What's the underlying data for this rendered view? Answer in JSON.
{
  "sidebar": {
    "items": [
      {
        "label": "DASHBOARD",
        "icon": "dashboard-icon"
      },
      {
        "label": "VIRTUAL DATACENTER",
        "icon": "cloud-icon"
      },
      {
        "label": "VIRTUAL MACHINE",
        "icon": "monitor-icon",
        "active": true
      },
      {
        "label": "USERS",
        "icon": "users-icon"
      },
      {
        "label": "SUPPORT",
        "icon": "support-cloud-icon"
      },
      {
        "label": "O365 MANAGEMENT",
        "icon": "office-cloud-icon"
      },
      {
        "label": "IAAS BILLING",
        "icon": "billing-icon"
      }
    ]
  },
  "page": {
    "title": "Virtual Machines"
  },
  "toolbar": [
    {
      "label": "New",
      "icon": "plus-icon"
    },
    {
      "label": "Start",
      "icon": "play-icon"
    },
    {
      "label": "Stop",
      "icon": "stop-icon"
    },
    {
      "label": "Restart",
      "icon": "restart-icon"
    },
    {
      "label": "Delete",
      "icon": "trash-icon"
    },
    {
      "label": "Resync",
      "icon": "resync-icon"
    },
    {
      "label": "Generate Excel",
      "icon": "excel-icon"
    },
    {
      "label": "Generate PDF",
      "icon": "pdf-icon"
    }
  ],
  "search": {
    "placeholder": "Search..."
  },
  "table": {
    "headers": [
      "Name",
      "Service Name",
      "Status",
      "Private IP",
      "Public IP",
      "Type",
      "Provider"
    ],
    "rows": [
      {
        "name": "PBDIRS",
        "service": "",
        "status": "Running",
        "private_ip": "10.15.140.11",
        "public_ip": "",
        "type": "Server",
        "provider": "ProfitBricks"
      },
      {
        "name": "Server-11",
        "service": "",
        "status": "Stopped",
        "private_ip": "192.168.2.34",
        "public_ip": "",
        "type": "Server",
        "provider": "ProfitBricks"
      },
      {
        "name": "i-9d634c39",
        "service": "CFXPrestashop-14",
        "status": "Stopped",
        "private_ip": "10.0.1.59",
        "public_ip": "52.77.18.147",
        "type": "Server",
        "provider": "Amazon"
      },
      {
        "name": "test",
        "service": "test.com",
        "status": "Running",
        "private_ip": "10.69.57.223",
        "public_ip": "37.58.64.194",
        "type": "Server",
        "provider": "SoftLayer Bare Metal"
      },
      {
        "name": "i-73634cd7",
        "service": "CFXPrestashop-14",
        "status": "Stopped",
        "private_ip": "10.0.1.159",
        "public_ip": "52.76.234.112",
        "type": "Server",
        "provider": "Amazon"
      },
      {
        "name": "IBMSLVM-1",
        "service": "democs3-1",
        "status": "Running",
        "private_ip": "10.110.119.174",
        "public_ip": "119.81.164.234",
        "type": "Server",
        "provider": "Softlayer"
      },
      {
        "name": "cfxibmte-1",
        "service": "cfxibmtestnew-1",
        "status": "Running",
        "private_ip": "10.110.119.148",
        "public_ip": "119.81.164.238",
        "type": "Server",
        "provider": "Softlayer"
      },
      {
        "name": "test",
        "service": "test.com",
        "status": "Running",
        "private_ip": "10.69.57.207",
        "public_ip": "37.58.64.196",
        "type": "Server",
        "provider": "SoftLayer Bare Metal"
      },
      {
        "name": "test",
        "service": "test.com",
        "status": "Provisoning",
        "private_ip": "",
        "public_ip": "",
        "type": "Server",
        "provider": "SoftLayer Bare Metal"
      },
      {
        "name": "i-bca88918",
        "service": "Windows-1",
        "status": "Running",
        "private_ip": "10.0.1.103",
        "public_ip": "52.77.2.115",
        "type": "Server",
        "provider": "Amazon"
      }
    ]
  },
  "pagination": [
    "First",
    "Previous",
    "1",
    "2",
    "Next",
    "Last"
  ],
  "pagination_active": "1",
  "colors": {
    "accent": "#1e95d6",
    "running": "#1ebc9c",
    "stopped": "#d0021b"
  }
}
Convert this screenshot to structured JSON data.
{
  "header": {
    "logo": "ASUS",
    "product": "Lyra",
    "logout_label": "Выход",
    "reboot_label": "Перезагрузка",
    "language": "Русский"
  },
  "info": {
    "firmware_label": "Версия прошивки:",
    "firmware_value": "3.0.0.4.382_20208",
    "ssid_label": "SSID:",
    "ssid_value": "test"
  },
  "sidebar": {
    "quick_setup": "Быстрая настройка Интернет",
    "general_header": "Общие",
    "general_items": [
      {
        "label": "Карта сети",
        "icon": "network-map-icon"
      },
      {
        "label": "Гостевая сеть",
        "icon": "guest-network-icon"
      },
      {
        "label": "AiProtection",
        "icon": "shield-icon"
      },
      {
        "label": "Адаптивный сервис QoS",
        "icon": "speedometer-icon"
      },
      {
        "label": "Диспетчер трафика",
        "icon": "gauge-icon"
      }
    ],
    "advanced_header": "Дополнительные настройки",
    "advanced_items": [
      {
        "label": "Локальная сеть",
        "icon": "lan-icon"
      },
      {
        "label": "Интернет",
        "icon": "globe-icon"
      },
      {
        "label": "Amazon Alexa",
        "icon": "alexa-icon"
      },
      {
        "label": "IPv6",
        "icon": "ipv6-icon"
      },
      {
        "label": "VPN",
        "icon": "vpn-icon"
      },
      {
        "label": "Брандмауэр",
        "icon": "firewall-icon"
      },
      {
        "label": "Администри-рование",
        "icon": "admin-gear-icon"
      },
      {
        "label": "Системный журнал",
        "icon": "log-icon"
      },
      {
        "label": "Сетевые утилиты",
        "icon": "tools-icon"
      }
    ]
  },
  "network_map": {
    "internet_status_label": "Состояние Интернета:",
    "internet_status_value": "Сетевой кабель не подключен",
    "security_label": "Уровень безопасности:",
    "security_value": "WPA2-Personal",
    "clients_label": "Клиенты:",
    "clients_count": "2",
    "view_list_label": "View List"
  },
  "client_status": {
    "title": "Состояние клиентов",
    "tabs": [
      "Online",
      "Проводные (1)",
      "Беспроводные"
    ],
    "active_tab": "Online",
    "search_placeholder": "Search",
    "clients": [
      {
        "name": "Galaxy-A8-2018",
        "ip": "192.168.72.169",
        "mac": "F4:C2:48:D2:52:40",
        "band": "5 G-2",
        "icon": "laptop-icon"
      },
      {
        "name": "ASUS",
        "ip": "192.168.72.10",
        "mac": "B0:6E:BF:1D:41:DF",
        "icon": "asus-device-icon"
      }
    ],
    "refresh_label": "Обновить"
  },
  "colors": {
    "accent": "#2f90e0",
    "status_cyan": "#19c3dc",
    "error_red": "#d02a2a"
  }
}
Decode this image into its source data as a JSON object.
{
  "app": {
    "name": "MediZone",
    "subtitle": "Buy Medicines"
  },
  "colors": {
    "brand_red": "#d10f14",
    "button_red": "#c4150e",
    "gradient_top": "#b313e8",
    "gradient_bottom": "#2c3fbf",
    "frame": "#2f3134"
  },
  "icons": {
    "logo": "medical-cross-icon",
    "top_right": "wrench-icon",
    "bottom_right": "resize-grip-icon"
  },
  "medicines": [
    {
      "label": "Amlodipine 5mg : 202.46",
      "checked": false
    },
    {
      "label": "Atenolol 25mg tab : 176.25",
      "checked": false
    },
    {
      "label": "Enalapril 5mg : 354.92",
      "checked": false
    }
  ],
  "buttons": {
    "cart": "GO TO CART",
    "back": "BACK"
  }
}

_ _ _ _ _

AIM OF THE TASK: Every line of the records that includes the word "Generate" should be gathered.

RESPONSE TO THIS TASK:
      "label": "Generate Excel",
      "label": "Generate PDF",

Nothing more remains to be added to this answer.